From Alexander Fleming’s chance observation of the antibiotic effects of the Penicillium mold (a finding that heralded the beginning of the antibiotic era) to Alec Jeffrey’s accidental discovery of DNA fingerprinting as he was just messing around in his lab to Jonathan Beckwith’s isolation of E.coli genes, curiosity-driven research has always delivered. As demonstrated by the examples above, there is an outstanding number of immense discoveries and ideas that have changed our lives and that came out of idle curiosities and the drive to ask why.
“Behind all our practical applications, there exists a region of intellectual action to which practical men have rarely contributed, but from which they draw all their supplies.” – John Tyndall
This is not to say that targeted, goal-oriented research with a definite purpose is not worthwhile. But, it should not be separated from basic blue-skies research. Indeed, many projects which lack translational value have often been mocked and science policy in many countries is increasingly putting more emphasis on research relevance and accountability. This is a problem. It is not sensible to restrict scientific freedom and intellectual creativity. After all, curiosity is the defining quality of human nature and it is how scientists draw their energy. To explore our nature and know our place in it is the ultimate driving force behind all applied research.
Tyndall, J. 1869. On the Blue Colour of the Sky, the Polarization of Sky-light, and on the Polarization of Light by Cloudy Matter Generally. Proceedings of the Royal Society 17: 223-33.
Tyndall, J. 1870. On the action of rays of high refrangibility upon gaseous matter. Philosophical Transactions of the Royal Society. 160: 333-65.
Tyndall, J. 1870. On dust and disease. Proceedings of the Royal Institution 6: 1-14.
Tyndall, J. 1877. The optical deportment in the atmosphere in relation to the phenomena of putrefaction and infection. Philosophical Transactions of the Royal Society 166: 27–74.
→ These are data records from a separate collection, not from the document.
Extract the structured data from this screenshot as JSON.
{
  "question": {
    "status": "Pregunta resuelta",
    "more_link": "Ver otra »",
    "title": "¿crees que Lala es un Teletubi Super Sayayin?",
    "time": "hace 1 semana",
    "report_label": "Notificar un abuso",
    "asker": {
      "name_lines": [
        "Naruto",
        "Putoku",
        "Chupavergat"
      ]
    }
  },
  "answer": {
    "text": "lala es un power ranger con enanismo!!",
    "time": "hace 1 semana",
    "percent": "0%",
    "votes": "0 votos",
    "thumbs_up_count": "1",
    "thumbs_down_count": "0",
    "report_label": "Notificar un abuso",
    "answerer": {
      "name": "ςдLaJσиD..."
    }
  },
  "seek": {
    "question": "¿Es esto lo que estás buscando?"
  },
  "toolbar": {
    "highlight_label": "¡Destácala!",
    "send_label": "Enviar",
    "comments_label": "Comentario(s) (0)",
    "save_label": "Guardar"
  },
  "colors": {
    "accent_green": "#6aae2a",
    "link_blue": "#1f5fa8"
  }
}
Tyndall, J. Fragments of Science: A Series of Detached Essays, Addresses, and Reviews, vol. I (New York: D. Appleton and Company, 1897).
Featured image courtesy of: CERN